- YOUR TASK: Each entry below needs to be reproduced exactly as given.

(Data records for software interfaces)
---+---

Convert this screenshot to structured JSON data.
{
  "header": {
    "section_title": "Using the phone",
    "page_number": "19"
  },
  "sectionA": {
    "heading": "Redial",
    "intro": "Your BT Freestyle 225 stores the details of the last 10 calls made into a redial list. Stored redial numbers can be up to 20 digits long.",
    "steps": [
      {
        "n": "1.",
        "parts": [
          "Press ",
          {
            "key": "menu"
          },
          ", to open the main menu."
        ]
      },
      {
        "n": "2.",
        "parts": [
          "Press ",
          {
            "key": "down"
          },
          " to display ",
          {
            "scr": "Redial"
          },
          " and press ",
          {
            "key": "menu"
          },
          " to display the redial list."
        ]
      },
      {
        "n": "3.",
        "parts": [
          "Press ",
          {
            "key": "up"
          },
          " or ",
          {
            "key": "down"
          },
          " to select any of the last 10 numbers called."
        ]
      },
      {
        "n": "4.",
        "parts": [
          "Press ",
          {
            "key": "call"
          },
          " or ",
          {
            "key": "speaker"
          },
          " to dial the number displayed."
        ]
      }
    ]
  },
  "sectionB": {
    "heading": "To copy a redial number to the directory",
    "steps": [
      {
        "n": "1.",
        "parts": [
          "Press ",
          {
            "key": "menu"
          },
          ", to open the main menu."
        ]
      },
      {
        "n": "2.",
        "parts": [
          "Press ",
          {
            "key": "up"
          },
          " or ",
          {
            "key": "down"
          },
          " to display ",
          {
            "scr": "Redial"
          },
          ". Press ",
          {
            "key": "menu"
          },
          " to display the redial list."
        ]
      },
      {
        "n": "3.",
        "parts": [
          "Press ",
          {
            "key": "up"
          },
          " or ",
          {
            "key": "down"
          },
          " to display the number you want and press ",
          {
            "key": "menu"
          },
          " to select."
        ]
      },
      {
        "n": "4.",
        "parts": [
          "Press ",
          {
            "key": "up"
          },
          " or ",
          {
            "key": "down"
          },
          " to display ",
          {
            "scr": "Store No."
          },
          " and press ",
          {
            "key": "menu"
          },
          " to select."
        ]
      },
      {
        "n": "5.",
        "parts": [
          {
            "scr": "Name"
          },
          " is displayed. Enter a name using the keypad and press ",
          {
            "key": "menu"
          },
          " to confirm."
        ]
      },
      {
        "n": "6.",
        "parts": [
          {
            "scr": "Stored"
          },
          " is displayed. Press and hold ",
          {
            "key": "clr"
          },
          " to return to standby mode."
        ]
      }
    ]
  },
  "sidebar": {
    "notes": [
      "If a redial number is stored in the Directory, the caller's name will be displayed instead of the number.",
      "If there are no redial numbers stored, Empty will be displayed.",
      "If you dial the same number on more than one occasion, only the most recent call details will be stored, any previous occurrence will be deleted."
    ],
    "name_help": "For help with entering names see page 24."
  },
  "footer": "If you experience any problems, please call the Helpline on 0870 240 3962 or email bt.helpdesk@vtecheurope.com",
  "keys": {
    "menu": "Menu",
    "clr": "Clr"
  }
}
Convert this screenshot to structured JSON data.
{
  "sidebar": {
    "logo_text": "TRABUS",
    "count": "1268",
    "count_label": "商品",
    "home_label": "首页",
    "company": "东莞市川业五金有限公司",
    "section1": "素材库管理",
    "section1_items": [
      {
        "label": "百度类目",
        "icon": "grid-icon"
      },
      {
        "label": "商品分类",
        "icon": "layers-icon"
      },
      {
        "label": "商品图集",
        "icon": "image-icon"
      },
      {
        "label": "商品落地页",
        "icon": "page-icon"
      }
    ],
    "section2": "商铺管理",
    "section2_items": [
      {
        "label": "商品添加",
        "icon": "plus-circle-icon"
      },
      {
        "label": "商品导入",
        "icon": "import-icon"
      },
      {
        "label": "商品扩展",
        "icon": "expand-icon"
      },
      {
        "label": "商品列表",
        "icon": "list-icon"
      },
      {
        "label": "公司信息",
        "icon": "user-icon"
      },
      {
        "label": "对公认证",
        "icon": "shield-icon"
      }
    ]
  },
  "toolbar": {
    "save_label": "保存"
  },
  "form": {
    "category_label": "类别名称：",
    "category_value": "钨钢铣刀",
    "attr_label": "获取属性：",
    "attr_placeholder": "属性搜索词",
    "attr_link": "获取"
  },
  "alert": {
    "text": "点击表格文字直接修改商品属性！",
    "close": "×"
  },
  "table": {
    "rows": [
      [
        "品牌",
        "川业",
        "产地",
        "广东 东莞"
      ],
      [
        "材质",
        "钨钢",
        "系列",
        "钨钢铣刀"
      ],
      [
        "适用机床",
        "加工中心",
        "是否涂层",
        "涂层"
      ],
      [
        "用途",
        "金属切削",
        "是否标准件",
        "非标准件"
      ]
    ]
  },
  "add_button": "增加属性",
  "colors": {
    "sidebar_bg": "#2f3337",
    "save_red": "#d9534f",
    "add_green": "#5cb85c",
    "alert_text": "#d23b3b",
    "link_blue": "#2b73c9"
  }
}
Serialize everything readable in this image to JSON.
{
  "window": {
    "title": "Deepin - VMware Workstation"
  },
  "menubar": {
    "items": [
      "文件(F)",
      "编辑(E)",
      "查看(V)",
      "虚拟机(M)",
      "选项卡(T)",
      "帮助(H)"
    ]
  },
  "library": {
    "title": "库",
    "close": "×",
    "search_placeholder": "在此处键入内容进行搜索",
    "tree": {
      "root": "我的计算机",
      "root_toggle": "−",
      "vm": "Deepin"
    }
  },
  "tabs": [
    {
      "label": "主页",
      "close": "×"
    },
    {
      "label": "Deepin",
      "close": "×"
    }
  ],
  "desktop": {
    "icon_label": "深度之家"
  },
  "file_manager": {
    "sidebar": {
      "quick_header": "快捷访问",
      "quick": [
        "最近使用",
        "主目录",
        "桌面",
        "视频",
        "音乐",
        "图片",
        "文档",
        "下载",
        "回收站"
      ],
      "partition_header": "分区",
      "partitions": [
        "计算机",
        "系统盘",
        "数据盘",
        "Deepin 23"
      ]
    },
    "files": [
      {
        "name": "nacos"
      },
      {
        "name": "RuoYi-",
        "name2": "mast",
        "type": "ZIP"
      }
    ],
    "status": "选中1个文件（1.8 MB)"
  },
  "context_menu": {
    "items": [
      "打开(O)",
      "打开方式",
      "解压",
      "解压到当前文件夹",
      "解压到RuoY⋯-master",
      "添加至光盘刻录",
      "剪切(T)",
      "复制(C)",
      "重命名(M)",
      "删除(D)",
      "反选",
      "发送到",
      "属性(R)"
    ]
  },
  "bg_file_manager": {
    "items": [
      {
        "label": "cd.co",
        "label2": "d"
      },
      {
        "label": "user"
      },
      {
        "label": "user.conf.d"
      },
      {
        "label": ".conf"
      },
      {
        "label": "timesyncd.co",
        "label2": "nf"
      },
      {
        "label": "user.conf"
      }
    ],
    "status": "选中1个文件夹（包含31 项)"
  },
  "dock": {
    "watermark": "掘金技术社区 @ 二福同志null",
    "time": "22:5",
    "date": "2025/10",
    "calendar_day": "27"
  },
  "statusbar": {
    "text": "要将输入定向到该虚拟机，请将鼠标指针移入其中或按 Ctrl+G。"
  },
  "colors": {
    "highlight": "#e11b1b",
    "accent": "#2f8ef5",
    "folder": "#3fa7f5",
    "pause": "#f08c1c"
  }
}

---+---

- FINISHED TASK:
Convert this screenshot to structured JSON data.
{
  "header": {
    "section_title": "Using the phone",
    "page_number": "19"
  },
  "sectionA": {
    "heading": "Redial",
    "intro": "Your BT Freestyle 225 stores the details of the last 10 calls made into a redial list. Stored redial numbers can be up to 20 digits long.",
    "steps": [
      {
        "n": "1.",
        "parts": [
          "Press ",
          {
            "key": "menu"
          },
          ", to open the main menu."
        ]
      },
      {
        "n": "2.",
        "parts": [
          "Press ",
          {
            "key": "down"
          },
          " to display ",
          {
            "scr": "Redial"
          },
          " and press ",
          {
            "key": "menu"
          },
          " to display the redial list."
        ]
      },
      {
        "n": "3.",
        "parts": [
          "Press ",
          {
            "key": "up"
          },
          " or ",
          {
            "key": "down"
          },
          " to select any of the last 10 numbers called."
        ]
      },
      {
        "n": "4.",
        "parts": [
          "Press ",
          {
            "key": "call"
          },
          " or ",
          {
            "key": "speaker"
          },
          " to dial the number displayed."
        ]
      }
    ]
  },
  "sectionB": {
    "heading": "To copy a redial number to the directory",
    "steps": [
      {
        "n": "1.",
        "parts": [
          "Press ",
          {
            "key": "menu"
          },
          ", to open the main menu."
        ]
      },
      {
        "n": "2.",
        "parts": [
          "Press ",
          {
            "key": "up"
          },
          " or ",
          {
            "key": "down"
          },
          " to display ",
          {
            "scr": "Redial"
          },
          ". Press ",
          {
            "key": "menu"
          },
          " to display the redial list."
        ]
      },
      {
        "n": "3.",
        "parts": [
          "Press ",
          {
            "key": "up"
          },
          " or ",
          {
            "key": "down"
          },
          " to display the number you want and press ",
          {
            "key": "menu"
          },
          " to select."
        ]
      },
      {
        "n": "4.",
        "parts": [
          "Press ",
          {
            "key": "up"
          },
          " or ",
          {
            "key": "down"
          },
          " to display ",
          {
            "scr": "Store No."
          },
          " and press ",
          {
            "key": "menu"
          },
          " to select."
        ]
      },
      {
        "n": "5.",
        "parts": [
          {
            "scr": "Name"
          },
          " is displayed. Enter a name using the keypad and press ",
          {
            "key": "menu"
          },
          " to confirm."
        ]
      },
      {
        "n": "6.",
        "parts": [
          {
            "scr": "Stored"
          },
          " is displayed. Press and hold ",
          {
            "key": "clr"
          },
          " to return to standby mode."
        ]
      }
    ]
  },
  "sidebar": {
    "notes": [
      "If a redial number is stored in the Directory, the caller's name will be displayed instead of the number.",
      "If there are no redial numbers stored, Empty will be displayed.",
      "If you dial the same number on more than one occasion, only the most recent call details will be stored, any previous occurrence will be deleted."
    ],
    "name_help": "For help with entering names see page 24."
  },
  "footer": "If you experience any problems, please call the Helpline on 0870 240 3962 or email bt.helpdesk@vtecheurope.com",
  "keys": {
    "menu": "Menu",
    "clr": "Clr"
  }
}
Convert this screenshot to structured JSON data.
{
  "sidebar": {
    "logo_text": "TRABUS",
    "count": "1268",
    "count_label": "商品",
    "home_label": "首页",
    "company": "东莞市川业五金有限公司",
    "section1": "素材库管理",
    "section1_items": [
      {
        "label": "百度类目",
        "icon": "grid-icon"
      },
      {
        "label": "商品分类",
        "icon": "layers-icon"
      },
      {
        "label": "商品图集",
        "icon": "image-icon"
      },
      {
        "label": "商品落地页",
        "icon": "page-icon"
      }
    ],
    "section2": "商铺管理",
    "section2_items": [
      {
        "label": "商品添加",
        "icon": "plus-circle-icon"
      },
      {
        "label": "商品导入",
        "icon": "import-icon"
      },
      {
        "label": "商品扩展",
        "icon": "expand-icon"
      },
      {
        "label": "商品列表",
        "icon": "list-icon"
      },
      {
        "label": "公司信息",
        "icon": "user-icon"
      },
      {
        "label": "对公认证",
        "icon": "shield-icon"
      }
    ]
  },
  "toolbar": {
    "save_label": "保存"
  },
  "form": {
    "category_label": "类别名称：",
    "category_value": "钨钢铣刀",
    "attr_label": "获取属性：",
    "attr_placeholder": "属性搜索词",
    "attr_link": "获取"
  },
  "alert": {
    "text": "点击表格文字直接修改商品属性！",
    "close": "×"
  },
  "table": {
    "rows": [
      [
        "品牌",
        "川业",
        "产地",
        "广东 东莞"
      ],
      [
        "材质",
        "钨钢",
        "系列",
        "钨钢铣刀"
      ],
      [
        "适用机床",
        "加工中心",
        "是否涂层",
        "涂层"
      ],
      [
        "用途",
        "金属切削",
        "是否标准件",
        "非标准件"
      ]
    ]
  },
  "add_button": "增加属性",
  "colors": {
    "sidebar_bg": "#2f3337",
    "save_red": "#d9534f",
    "add_green": "#5cb85c",
    "alert_text": "#d23b3b",
    "link_blue": "#2b73c9"
  }
}
Serialize everything readable in this image to JSON.
{
  "window": {
    "title": "Deepin - VMware Workstation"
  },
  "menubar": {
    "items": [
      "文件(F)",
      "编辑(E)",
      "查看(V)",
      "虚拟机(M)",
      "选项卡(T)",
      "帮助(H)"
    ]
  },
  "library": {
    "title": "库",
    "close": "×",
    "search_placeholder": "在此处键入内容进行搜索",
    "tree": {
      "root": "我的计算机",
      "root_toggle": "−",
      "vm": "Deepin"
    }
  },
  "tabs": [
    {
      "label": "主页",
      "close": "×"
    },
    {
      "label": "Deepin",
      "close": "×"
    }
  ],
  "desktop": {
    "icon_label": "深度之家"
  },
  "file_manager": {
    "sidebar": {
      "quick_header": "快捷访问",
      "quick": [
        "最近使用",
        "主目录",
        "桌面",
        "视频",
        "音乐",
        "图片",
        "文档",
        "下载",
        "回收站"
      ],
      "partition_header": "分区",
      "partitions": [
        "计算机",
        "系统盘",
        "数据盘",
        "Deepin 23"
      ]
    },
    "files": [
      {
        "name": "nacos"
      },
      {
        "name": "RuoYi-",
        "name2": "mast",
        "type": "ZIP"
      }
    ],
    "status": "选中1个文件（1.8 MB)"
  },
  "context_menu": {
    "items": [
      "打开(O)",
      "打开方式",
      "解压",
      "解压到当前文件夹",
      "解压到RuoY⋯-master",
      "添加至光盘刻录",
      "剪切(T)",
      "复制(C)",
      "重命名(M)",
      "删除(D)",
      "反选",
      "发送到",
      "属性(R)"
    ]
  },
  "bg_file_manager": {
    "items": [
      {
        "label": "cd.co",
        "label2": "d"
      },
      {
        "label": "user"
      },
      {
        "label": "user.conf.d"
      },
      {
        "label": ".conf"
      },
      {
        "label": "timesyncd.co",
        "label2": "nf"
      },
      {
        "label": "user.conf"
      }
    ],
    "status": "选中1个文件夹（包含31 项)"
  },
  "dock": {
    "watermark": "掘金技术社区 @ 二福同志null",
    "time": "22:5",
    "date": "2025/10",
    "calendar_day": "27"
  },
  "statusbar": {
    "text": "要将输入定向到该虚拟机，请将鼠标指针移入其中或按 Ctrl+G。"
  },
  "colors": {
    "highlight": "#e11b1b",
    "accent": "#2f8ef5",
    "folder": "#3fa7f5",
    "pause": "#f08c1c"
  }
}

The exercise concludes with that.